  42. Lipsitch M, Tchetgen E, Cohen T. Negative controls: a tool for detecting confounding and bias in observational studies. Epidemiology. 2010;21(3):383–8.View ArticleGoogle Scholar
  43. Babanezhad M, Vansteelandt S, Goetghebeur E. Comparison of causal effect estimators under exposure misclassification. J Stat Planning Inference. 2010;140(5):1306–19.View ArticleGoogle Scholar

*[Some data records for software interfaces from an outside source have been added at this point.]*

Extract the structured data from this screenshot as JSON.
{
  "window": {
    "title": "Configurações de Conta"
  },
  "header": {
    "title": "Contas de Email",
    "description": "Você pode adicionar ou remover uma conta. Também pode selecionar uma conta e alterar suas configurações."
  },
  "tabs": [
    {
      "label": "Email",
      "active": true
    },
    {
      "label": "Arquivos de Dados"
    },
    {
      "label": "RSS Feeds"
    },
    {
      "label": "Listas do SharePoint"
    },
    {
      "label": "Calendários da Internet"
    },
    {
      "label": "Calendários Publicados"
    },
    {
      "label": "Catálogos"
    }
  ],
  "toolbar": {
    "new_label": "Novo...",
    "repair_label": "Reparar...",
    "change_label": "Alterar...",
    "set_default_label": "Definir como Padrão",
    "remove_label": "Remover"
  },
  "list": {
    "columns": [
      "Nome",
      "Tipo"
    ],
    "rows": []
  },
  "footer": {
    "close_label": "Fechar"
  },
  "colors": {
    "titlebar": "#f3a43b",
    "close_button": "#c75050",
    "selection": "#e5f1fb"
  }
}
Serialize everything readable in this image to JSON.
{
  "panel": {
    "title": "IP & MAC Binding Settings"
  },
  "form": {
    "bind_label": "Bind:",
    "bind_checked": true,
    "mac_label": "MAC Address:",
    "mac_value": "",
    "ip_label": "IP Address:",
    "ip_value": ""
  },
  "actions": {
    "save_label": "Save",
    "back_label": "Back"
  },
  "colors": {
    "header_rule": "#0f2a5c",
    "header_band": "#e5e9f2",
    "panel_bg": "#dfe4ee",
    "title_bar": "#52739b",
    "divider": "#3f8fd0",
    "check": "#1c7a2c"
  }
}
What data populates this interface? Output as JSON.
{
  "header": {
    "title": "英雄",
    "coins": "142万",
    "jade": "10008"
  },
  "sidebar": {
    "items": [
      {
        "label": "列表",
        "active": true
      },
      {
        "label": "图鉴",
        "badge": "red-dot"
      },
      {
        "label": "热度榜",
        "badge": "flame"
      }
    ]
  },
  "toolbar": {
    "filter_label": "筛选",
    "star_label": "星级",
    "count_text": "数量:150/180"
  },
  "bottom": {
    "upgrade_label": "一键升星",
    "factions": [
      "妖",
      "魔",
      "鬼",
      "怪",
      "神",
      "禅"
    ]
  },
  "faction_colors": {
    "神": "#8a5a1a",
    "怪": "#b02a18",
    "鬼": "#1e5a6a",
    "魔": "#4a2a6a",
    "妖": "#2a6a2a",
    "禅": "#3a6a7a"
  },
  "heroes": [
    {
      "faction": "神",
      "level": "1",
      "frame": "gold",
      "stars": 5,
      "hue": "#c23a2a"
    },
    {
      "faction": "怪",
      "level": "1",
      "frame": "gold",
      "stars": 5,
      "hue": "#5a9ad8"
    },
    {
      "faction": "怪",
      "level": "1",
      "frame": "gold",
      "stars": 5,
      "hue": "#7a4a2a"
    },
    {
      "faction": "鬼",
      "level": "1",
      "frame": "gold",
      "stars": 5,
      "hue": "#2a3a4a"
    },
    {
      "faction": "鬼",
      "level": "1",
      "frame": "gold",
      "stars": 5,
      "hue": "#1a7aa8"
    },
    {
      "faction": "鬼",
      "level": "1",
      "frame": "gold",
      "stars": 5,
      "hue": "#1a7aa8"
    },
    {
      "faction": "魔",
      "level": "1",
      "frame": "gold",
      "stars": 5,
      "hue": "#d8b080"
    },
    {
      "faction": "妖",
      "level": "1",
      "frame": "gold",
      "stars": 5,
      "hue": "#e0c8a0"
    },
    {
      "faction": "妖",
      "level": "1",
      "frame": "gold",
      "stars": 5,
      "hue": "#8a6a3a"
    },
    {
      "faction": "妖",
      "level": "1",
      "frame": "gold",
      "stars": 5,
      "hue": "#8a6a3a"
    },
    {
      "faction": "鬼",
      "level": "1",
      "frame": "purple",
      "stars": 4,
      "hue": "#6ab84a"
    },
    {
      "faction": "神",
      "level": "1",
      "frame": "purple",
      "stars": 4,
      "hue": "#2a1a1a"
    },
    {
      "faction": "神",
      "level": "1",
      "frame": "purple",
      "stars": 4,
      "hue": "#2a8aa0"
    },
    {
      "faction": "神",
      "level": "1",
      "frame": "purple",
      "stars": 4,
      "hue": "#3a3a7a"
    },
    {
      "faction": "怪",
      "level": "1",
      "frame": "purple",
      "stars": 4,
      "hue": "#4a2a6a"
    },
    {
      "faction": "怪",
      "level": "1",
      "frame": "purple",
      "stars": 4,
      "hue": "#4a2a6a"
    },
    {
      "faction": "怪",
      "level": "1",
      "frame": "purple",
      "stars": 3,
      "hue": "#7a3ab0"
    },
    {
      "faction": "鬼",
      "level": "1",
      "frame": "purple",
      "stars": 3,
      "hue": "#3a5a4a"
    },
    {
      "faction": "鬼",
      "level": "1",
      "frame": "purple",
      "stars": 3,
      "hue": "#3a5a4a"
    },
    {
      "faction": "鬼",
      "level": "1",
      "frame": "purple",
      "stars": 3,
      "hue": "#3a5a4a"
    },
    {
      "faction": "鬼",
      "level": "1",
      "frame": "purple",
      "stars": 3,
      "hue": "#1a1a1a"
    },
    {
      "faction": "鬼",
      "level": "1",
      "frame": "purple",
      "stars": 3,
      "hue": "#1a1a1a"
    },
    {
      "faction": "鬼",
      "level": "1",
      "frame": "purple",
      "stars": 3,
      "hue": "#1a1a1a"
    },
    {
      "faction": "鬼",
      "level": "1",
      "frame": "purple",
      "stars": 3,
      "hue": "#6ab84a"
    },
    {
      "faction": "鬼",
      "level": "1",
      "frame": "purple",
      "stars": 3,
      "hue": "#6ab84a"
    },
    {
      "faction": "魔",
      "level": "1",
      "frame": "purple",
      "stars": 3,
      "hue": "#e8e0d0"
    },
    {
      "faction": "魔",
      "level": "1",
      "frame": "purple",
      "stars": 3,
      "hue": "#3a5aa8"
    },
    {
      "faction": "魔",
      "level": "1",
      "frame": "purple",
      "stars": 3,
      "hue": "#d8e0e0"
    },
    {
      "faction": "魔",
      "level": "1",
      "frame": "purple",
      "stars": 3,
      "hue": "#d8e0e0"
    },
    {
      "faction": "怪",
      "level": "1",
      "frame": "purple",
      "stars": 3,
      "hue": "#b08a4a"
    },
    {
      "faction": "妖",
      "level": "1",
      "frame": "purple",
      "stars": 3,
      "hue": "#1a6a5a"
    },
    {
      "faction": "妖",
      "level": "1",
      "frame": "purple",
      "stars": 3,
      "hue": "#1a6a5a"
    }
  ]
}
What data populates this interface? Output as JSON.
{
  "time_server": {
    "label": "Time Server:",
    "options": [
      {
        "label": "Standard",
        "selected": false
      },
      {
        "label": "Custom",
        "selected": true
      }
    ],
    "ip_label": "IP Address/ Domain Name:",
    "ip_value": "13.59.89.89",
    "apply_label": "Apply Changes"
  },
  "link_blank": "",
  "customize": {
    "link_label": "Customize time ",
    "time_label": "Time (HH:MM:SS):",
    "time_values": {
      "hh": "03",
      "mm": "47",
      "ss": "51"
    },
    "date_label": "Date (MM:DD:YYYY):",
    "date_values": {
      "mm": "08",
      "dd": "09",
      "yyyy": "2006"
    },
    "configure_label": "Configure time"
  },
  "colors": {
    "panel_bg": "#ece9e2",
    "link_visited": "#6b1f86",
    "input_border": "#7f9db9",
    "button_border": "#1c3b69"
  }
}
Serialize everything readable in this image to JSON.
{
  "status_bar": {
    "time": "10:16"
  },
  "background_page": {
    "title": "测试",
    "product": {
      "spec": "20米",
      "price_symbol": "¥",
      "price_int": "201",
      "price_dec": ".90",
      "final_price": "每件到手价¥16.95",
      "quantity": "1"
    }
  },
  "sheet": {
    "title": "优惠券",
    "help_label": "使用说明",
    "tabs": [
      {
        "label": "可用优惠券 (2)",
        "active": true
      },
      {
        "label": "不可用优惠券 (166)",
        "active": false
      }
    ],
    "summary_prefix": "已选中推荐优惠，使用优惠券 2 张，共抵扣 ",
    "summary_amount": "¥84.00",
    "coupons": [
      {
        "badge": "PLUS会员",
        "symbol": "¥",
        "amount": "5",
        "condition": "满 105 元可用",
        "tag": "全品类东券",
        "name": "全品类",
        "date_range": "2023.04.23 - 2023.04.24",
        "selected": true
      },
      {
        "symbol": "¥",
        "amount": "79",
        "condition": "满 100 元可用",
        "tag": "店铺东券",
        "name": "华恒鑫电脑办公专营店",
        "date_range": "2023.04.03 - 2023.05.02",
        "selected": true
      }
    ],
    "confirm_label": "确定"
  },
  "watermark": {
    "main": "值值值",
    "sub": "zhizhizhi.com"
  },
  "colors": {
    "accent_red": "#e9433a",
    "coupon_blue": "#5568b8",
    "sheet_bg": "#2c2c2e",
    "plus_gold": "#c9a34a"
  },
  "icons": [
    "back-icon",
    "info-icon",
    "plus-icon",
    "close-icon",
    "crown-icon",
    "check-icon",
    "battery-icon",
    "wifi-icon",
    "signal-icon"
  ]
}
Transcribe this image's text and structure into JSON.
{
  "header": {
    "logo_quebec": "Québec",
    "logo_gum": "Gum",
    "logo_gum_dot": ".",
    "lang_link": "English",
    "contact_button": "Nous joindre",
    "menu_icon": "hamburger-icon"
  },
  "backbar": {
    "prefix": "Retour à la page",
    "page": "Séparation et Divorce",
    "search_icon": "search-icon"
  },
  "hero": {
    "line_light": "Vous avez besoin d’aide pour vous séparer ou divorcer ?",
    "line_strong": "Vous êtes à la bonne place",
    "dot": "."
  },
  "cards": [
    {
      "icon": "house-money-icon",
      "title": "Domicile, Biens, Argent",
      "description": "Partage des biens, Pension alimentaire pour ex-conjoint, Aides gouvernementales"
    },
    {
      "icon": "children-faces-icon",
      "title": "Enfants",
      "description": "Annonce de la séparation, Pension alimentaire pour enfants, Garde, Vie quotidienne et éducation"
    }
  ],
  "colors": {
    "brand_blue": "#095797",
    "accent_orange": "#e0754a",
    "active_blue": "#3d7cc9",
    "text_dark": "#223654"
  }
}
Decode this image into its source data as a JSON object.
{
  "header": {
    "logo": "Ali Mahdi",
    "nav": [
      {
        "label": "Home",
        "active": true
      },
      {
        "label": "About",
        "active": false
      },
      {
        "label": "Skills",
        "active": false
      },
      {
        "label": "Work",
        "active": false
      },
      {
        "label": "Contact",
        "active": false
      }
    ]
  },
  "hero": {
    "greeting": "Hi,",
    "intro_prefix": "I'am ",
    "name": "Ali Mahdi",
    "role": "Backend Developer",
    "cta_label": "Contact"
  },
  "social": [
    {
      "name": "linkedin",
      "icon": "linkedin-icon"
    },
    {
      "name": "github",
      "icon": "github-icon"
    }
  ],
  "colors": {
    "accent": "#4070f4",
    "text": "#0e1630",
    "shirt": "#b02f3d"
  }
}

  44. Levy D, Sheppard L, Checkoway H, Kaufman J, Lumley T, Koenig J, et al. A case–crossover analysis of particulate matter air pollution and out-of-hospital primary cardiac arrest. Epidemiology. 2001;12(2):193–9.View ArticleGoogle Scholar
  45. Lu Y, Zeger SL. On the equivalence of case-crossover and time series methods in environmental epidemiology. Biostatistics. 2007;8(2):337–44.View ArticleGoogle Scholar
  46. Hirano K, Imbens GW. The propensity score with continuous treatments. In: Gelman A, Meng XL, editors. Applied Bayesian modeling and causal inference from incomplete-data perspectives. West Sussex: Wiley InterScience; 2004. p. 73–84.Google Scholar


© The Author(s). 2017